▸ Problem statement: Some lines below hold "unit". Pick them out and copy them.

Records excerpted from a collection
____
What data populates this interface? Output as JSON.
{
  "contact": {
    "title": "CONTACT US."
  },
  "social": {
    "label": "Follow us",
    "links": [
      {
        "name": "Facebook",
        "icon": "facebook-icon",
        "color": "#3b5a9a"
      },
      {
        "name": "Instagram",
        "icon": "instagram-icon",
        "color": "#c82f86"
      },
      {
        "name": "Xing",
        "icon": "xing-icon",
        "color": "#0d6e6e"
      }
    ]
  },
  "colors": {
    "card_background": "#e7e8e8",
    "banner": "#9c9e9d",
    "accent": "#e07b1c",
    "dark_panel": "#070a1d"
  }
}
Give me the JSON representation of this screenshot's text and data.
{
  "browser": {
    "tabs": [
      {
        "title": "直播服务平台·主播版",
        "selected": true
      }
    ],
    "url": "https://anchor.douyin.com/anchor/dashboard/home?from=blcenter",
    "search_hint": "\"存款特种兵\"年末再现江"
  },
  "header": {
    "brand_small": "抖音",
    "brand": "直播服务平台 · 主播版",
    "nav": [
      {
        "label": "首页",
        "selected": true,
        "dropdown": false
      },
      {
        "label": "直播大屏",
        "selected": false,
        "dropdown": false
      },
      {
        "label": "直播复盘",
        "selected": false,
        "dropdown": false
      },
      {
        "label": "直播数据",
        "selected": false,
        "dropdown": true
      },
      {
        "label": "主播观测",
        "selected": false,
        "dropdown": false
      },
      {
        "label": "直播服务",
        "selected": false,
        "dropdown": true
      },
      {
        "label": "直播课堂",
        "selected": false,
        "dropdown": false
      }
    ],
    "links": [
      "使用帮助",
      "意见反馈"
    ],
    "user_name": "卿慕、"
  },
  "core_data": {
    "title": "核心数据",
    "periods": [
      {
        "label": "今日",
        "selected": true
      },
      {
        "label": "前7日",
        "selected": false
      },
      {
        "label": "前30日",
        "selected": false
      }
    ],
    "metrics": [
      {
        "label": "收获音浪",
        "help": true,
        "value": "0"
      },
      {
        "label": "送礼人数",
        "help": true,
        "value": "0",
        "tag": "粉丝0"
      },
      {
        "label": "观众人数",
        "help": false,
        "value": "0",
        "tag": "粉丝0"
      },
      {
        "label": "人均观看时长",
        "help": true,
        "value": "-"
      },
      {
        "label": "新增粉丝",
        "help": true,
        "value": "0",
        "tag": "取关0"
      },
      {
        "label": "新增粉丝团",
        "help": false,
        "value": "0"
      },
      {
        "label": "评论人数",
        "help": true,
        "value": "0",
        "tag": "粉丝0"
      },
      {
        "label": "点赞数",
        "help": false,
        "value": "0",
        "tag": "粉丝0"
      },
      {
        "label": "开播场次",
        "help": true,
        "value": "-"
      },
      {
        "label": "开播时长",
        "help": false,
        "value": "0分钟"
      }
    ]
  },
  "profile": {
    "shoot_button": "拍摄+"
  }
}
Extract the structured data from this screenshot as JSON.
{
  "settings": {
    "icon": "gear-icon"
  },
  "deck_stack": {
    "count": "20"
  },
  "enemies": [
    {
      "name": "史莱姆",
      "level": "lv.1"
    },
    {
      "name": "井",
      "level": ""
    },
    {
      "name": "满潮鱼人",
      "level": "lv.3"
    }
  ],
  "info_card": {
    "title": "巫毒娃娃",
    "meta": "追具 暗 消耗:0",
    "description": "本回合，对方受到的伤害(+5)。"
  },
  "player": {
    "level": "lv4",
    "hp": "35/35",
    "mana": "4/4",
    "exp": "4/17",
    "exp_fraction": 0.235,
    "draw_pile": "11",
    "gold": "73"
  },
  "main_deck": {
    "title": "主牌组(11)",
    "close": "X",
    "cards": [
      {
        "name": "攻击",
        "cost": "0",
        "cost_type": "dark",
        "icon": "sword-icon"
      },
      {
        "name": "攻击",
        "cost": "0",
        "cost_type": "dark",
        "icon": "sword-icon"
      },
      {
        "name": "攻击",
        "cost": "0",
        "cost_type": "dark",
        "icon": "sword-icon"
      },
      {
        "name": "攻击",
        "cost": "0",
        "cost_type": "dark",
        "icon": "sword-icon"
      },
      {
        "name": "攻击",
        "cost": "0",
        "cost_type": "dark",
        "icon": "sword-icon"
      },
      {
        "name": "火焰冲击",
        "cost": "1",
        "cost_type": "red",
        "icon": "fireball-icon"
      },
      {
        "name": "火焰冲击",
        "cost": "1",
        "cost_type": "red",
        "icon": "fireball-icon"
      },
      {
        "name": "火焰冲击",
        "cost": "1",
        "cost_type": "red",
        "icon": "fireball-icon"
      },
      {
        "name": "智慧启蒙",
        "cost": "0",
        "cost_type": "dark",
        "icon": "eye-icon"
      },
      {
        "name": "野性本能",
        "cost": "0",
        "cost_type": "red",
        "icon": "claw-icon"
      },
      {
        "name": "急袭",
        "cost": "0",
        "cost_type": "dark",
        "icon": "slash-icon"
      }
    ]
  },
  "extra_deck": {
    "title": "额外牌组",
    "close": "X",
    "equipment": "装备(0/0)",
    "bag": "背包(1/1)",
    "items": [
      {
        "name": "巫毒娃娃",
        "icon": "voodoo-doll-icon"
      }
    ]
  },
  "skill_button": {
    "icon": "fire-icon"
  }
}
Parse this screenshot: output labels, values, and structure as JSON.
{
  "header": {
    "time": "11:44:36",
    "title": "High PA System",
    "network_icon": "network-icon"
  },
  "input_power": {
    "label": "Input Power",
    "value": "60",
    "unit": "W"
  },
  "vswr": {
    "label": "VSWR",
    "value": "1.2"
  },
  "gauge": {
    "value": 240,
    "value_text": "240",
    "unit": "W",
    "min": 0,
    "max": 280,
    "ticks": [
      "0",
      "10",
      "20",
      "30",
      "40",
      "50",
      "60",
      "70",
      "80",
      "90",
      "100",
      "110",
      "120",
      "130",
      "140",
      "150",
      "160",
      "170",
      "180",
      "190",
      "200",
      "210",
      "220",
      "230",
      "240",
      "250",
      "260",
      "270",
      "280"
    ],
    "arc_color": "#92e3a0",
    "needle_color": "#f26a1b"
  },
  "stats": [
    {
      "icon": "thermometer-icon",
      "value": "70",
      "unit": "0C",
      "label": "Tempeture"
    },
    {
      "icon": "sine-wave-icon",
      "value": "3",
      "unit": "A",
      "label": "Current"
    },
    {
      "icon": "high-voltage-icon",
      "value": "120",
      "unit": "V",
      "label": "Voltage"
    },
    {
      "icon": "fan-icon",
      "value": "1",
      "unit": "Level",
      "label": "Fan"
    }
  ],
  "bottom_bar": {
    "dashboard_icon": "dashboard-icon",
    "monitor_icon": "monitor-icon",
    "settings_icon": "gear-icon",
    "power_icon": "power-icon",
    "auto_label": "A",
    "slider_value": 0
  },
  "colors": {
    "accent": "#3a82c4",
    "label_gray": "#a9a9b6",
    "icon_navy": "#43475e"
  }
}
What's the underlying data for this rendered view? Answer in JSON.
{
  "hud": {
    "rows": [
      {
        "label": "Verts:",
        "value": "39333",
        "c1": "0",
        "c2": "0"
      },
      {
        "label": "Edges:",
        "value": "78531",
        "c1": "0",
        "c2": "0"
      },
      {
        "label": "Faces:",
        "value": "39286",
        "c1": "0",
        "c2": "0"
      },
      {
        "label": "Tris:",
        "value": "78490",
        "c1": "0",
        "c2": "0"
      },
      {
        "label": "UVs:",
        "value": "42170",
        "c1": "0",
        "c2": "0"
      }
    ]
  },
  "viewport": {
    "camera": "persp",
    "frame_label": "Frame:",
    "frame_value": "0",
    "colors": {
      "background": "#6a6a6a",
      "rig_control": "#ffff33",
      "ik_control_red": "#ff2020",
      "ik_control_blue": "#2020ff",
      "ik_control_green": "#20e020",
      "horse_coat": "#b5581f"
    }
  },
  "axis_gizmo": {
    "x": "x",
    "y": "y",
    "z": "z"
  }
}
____
▸ Result for this task:
    "unit": "W"
    "unit": "W",
      "unit": "0C",
      "unit": "A",
      "unit": "V",
      "unit": "Level",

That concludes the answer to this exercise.